### What the task asks
Count, in the entries below, the lines in which "amount" occurs. Give the number, nothing more.

### Supplied records
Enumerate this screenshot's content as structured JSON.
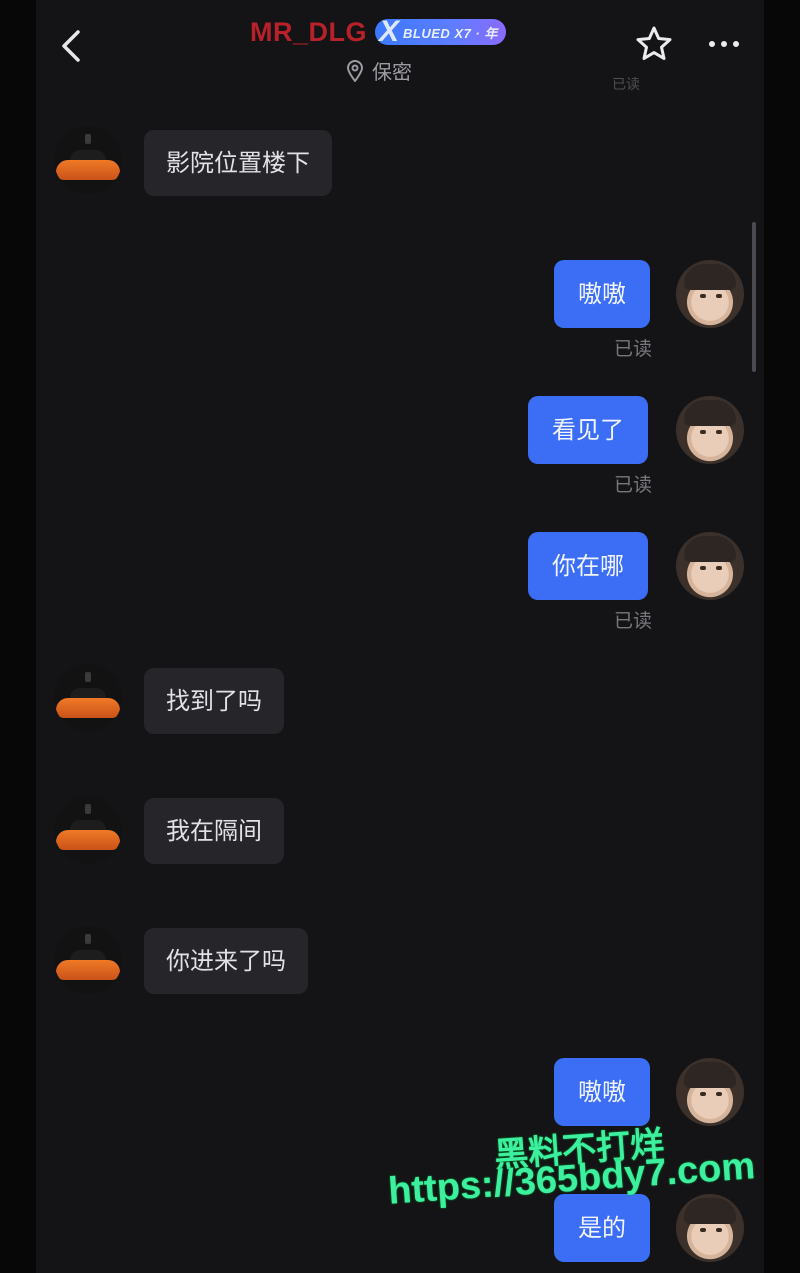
{
  "header": {
    "username": "MR_DLG",
    "vip_badge": "BLUED X7 · 年",
    "vip_x": "X",
    "location": "保密",
    "faded_top": "已读",
    "back_icon": "chevron-left-icon",
    "star_icon": "star-icon",
    "more_icon": "more-dots-icon"
  },
  "messages": [
    {
      "dir": "in",
      "text": "影院位置楼下"
    },
    {
      "dir": "out",
      "text": "嗷嗷",
      "status": "已读"
    },
    {
      "dir": "out",
      "text": "看见了",
      "status": "已读"
    },
    {
      "dir": "out",
      "text": "你在哪",
      "status": "已读"
    },
    {
      "dir": "in",
      "text": "找到了吗"
    },
    {
      "dir": "in",
      "text": "我在隔间"
    },
    {
      "dir": "in",
      "text": "你进来了吗"
    },
    {
      "dir": "out",
      "text": "嗷嗷"
    },
    {
      "dir": "out",
      "text": "是的"
    }
  ],
  "watermark": {
    "line1": "黑料不打烊",
    "line2": "https://365bdy7.com"
  },
  "colors": {
    "background": "#141416",
    "outgoing_bubble": "#3b6ef5",
    "incoming_bubble": "#26262a",
    "username": "#b8202a",
    "watermark": "#3cf0a0"
  }
}
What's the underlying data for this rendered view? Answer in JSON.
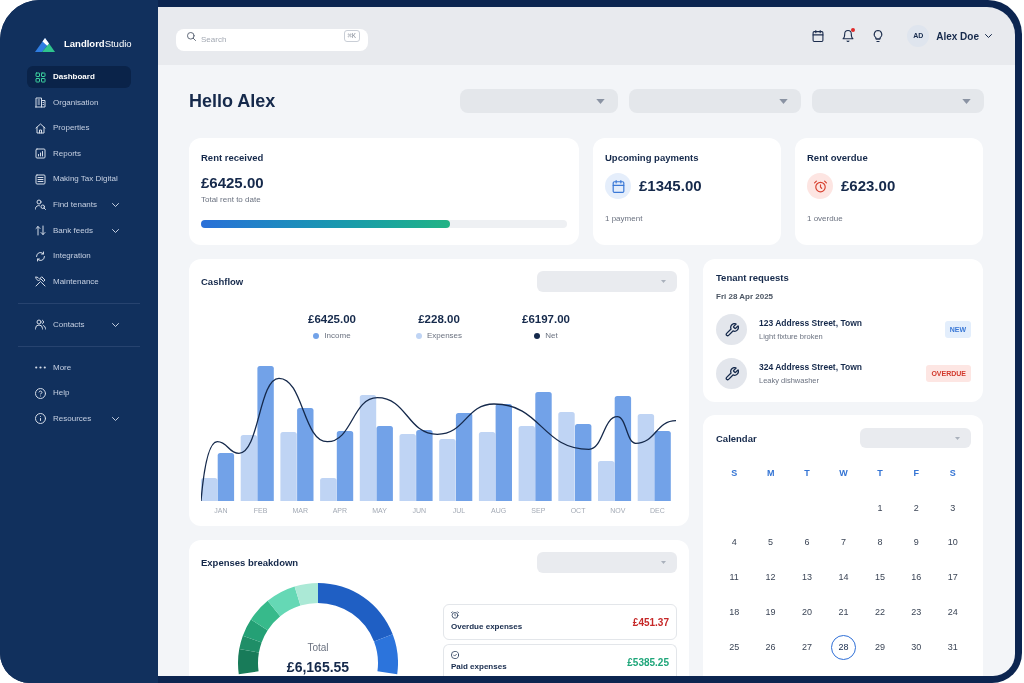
{
  "sidebar": {
    "logo": "**Landlord**Studio",
    "groups": [
      {
        "items": [
          {
            "label": "Dashboard",
            "selected": true,
            "expandable": false
          },
          {
            "label": "Organisation",
            "selected": false,
            "expandable": false
          },
          {
            "label": "Properties",
            "selected": false,
            "expandable": false
          },
          {
            "label": "Reports",
            "selected": false,
            "expandable": false
          },
          {
            "label": "Making Tax Digital",
            "selected": false,
            "expandable": false
          },
          {
            "label": "Find tenants",
            "selected": false,
            "expandable": true
          },
          {
            "label": "Bank feeds",
            "selected": false,
            "expandable": true
          },
          {
            "label": "Integration",
            "selected": false,
            "expandable": false
          },
          {
            "label": "Maintenance",
            "selected": false,
            "expandable": false
          }
        ]
      },
      {
        "items": [
          {
            "label": "Contacts",
            "selected": false,
            "expandable": true
          }
        ]
      },
      {
        "items": [
          {
            "label": "More",
            "selected": false,
            "expandable": false
          },
          {
            "label": "Help",
            "selected": false,
            "expandable": false
          },
          {
            "label": "Resources",
            "selected": false,
            "expandable": true
          }
        ]
      }
    ]
  },
  "topbar": {
    "search": {
      "placeholder": "Search",
      "shortcut": "⌘K"
    },
    "notifications": {
      "unread": true
    },
    "user": {
      "initials": "AD",
      "name": "Alex Doe"
    }
  },
  "greeting": "Hello Alex",
  "summary_cards": [
    {
      "kind": "progress",
      "title": "Rent received",
      "amount": "£6425.00",
      "caption": "Total rent to date",
      "level": 0.68
    },
    {
      "kind": "scheduled",
      "title": "Upcoming payments",
      "amount": "£1345.00",
      "caption": "1 payment"
    },
    {
      "kind": "overdue",
      "title": "Rent overdue",
      "amount": "£623.00",
      "caption": "1 overdue"
    }
  ],
  "cashflow": {
    "title": "Cashflow",
    "totals": [
      {
        "amount": "£6425.00",
        "label": "Income",
        "color": "#72a2e8"
      },
      {
        "amount": "£228.00",
        "label": "Expenses",
        "color": "#bfd4f4"
      },
      {
        "amount": "£6197.00",
        "label": "Net",
        "color": "#15294b"
      }
    ],
    "months": [
      "JAN",
      "FEB",
      "MAR",
      "APR",
      "MAY",
      "JUN",
      "JUL",
      "AUG",
      "SEP",
      "OCT",
      "NOV",
      "DEC"
    ]
  },
  "tenant_requests": {
    "title": "Tenant requests",
    "date": "Fri 28 Apr 2025",
    "items": [
      {
        "address": "123 Address Street, Town",
        "issue": "Light fixture broken",
        "status": "NEW",
        "kind": "new"
      },
      {
        "address": "324 Address Street, Town",
        "issue": "Leaky dishwasher",
        "status": "OVERDUE",
        "kind": "overdue"
      }
    ]
  },
  "expenses_breakdown": {
    "title": "Expenses breakdown",
    "total_label": "Total",
    "total": "£6,165.55",
    "items": [
      {
        "kind": "overdue",
        "label": "Overdue expenses",
        "amount": "£451.37"
      },
      {
        "kind": "paid",
        "label": "Paid expenses",
        "amount": "£5385.25"
      }
    ]
  },
  "calendar": {
    "title": "Calendar",
    "weekdays": [
      "S",
      "M",
      "T",
      "W",
      "T",
      "F",
      "S"
    ],
    "weeks": [
      [
        {
          "day": "1",
          "selected": false
        },
        {
          "day": "2",
          "selected": false
        },
        {
          "day": "3",
          "selected": false
        }
      ],
      [
        {
          "day": "4",
          "selected": false
        },
        {
          "day": "5",
          "selected": false
        },
        {
          "day": "6",
          "selected": false
        },
        {
          "day": "7",
          "selected": false
        },
        {
          "day": "8",
          "selected": false
        },
        {
          "day": "9",
          "selected": false
        },
        {
          "day": "10",
          "selected": false
        }
      ],
      [
        {
          "day": "11",
          "selected": false
        },
        {
          "day": "12",
          "selected": false
        },
        {
          "day": "13",
          "selected": false
        },
        {
          "day": "14",
          "selected": false
        },
        {
          "day": "15",
          "selected": false
        },
        {
          "day": "16",
          "selected": false
        },
        {
          "day": "17",
          "selected": false
        }
      ],
      [
        {
          "day": "18",
          "selected": false
        },
        {
          "day": "19",
          "selected": false
        },
        {
          "day": "20",
          "selected": false
        },
        {
          "day": "21",
          "selected": false
        },
        {
          "day": "22",
          "selected": false
        },
        {
          "day": "23",
          "selected": false
        },
        {
          "day": "24",
          "selected": false
        }
      ],
      [
        {
          "day": "25",
          "selected": false
        },
        {
          "day": "26",
          "selected": false
        },
        {
          "day": "27",
          "selected": false
        },
        {
          "day": "28",
          "selected": true
        },
        {
          "day": "29",
          "selected": false
        },
        {
          "day": "30",
          "selected": false
        },
        {
          "day": "31",
          "selected": false
        }
      ]
    ]
  }
}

### Response to the task
8